* [Problem statement] Where the word "Token" appears in a line below, copy the whole line.

* [The data]

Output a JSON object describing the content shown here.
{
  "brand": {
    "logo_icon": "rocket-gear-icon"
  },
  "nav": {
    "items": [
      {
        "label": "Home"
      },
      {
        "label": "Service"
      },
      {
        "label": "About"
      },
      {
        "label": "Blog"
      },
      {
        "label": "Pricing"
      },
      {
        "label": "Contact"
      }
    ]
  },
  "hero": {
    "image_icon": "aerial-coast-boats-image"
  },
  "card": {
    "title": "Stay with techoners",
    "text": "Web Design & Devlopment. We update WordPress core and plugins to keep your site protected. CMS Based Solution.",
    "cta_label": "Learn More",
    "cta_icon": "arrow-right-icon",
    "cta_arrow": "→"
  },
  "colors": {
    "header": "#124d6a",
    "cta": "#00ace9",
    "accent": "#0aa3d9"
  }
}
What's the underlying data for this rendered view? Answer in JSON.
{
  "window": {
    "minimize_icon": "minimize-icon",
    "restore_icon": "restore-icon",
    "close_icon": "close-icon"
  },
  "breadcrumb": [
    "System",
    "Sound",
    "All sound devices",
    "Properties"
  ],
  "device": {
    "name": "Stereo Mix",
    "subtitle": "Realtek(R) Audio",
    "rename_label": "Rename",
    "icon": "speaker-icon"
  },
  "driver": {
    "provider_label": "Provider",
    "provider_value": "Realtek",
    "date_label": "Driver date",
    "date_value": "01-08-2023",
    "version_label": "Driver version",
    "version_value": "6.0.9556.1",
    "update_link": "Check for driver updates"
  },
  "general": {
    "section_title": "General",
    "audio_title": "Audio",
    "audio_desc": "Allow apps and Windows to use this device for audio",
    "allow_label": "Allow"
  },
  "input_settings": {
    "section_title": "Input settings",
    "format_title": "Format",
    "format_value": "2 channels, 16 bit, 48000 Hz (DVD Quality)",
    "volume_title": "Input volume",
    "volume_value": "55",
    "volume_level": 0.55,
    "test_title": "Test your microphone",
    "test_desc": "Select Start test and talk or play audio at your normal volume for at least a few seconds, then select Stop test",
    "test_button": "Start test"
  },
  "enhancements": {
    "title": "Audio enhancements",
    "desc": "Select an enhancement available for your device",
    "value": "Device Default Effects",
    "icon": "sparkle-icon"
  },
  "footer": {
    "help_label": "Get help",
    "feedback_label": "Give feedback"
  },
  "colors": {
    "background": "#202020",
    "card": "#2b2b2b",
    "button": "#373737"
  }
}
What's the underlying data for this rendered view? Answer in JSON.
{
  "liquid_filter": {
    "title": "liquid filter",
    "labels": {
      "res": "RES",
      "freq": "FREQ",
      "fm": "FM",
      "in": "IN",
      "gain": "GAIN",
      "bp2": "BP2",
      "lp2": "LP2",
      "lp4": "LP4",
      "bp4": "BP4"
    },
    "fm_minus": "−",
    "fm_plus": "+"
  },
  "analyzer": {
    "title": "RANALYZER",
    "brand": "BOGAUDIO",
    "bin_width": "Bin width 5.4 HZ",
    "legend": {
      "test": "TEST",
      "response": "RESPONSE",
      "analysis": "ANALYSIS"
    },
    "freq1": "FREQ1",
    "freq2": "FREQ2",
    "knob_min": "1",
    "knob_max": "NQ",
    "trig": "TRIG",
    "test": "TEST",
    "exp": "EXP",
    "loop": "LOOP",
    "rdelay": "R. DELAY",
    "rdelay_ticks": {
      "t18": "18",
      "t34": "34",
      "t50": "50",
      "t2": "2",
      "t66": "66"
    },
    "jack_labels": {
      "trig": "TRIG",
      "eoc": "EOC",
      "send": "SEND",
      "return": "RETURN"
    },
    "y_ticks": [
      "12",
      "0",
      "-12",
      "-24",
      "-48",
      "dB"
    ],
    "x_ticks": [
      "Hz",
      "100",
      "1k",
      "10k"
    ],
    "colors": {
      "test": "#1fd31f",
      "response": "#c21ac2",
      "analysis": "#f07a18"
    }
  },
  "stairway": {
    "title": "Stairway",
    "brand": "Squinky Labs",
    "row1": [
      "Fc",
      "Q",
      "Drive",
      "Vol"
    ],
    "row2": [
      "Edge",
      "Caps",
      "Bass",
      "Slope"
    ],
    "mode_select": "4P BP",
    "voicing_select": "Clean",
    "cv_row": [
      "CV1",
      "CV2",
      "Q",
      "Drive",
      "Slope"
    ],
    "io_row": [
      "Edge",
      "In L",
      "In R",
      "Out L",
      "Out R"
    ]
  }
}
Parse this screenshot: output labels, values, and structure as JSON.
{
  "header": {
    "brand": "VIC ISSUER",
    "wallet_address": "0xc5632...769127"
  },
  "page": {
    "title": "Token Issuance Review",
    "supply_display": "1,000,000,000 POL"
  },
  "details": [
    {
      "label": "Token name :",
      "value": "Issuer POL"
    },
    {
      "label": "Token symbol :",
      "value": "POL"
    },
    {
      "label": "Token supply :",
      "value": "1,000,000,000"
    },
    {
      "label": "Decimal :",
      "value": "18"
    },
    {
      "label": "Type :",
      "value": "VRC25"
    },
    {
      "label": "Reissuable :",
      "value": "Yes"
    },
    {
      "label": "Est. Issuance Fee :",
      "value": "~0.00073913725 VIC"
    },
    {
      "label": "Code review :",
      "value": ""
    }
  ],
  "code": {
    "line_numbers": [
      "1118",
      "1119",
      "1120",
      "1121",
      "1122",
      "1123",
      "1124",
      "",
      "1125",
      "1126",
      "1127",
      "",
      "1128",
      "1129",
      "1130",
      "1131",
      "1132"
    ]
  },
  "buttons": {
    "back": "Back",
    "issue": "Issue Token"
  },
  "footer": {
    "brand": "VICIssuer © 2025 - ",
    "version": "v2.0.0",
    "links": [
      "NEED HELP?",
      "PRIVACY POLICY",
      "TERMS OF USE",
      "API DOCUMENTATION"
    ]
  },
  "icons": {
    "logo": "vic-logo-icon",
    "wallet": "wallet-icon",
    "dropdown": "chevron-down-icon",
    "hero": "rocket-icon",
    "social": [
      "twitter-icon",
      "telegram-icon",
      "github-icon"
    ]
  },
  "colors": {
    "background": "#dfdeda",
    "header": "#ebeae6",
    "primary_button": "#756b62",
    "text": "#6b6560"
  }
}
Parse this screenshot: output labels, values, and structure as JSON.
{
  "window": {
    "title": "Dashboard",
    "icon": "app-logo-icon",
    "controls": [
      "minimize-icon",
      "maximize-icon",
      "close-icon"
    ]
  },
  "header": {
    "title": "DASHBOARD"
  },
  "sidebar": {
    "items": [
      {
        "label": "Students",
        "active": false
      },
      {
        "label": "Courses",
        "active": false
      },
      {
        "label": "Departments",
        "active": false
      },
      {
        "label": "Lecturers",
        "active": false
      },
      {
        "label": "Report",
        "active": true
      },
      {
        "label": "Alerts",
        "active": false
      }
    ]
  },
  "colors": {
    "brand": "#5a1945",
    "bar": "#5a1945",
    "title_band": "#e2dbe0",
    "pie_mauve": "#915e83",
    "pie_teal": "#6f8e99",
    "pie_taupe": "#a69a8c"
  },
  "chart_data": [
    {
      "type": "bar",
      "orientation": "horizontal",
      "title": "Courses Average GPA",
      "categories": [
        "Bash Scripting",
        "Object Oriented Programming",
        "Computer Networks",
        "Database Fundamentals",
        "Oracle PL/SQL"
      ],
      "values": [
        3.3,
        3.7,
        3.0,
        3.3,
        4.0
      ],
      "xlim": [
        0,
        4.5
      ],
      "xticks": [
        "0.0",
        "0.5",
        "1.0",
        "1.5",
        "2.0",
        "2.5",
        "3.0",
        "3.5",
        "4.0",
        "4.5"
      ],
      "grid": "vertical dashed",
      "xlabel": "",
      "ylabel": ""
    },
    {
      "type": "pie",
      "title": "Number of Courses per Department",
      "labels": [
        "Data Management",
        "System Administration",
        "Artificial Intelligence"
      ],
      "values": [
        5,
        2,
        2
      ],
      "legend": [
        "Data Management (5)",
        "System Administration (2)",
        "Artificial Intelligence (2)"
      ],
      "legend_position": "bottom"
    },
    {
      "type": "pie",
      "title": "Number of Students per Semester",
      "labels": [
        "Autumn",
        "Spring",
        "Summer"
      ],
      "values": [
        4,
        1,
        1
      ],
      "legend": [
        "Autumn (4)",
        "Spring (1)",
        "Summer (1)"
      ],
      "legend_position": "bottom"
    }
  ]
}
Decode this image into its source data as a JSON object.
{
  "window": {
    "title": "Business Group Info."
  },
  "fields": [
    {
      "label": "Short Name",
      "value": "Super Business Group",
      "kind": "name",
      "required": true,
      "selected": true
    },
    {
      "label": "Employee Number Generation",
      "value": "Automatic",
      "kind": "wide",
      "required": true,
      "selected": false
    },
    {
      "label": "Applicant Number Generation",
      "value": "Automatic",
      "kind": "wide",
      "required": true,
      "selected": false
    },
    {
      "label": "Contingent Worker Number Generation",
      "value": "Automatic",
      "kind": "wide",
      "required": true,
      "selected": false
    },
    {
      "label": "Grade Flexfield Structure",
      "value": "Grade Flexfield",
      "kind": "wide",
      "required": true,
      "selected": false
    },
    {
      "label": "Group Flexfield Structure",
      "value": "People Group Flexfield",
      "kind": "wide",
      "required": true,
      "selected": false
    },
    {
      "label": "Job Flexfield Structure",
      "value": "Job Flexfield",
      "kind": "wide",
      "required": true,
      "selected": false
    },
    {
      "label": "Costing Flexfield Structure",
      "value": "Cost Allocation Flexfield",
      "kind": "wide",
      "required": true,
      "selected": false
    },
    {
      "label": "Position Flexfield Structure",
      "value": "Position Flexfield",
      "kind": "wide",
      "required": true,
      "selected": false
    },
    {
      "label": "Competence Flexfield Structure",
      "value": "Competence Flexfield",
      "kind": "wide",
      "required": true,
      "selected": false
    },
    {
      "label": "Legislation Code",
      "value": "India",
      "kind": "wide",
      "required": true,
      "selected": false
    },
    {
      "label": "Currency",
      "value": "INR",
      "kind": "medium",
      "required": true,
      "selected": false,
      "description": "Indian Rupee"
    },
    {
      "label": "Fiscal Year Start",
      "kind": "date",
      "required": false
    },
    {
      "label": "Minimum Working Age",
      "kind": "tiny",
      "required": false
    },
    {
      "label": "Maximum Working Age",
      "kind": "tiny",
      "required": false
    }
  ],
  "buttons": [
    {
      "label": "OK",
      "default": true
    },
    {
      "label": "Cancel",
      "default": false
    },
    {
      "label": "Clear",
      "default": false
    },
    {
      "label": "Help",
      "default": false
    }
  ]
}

* [Response for this exercise]
    "title": "Token Issuance Review",
      "label": "Token name :",
      "label": "Token symbol :",
      "label": "Token supply :",
    "issue": "Issue Token"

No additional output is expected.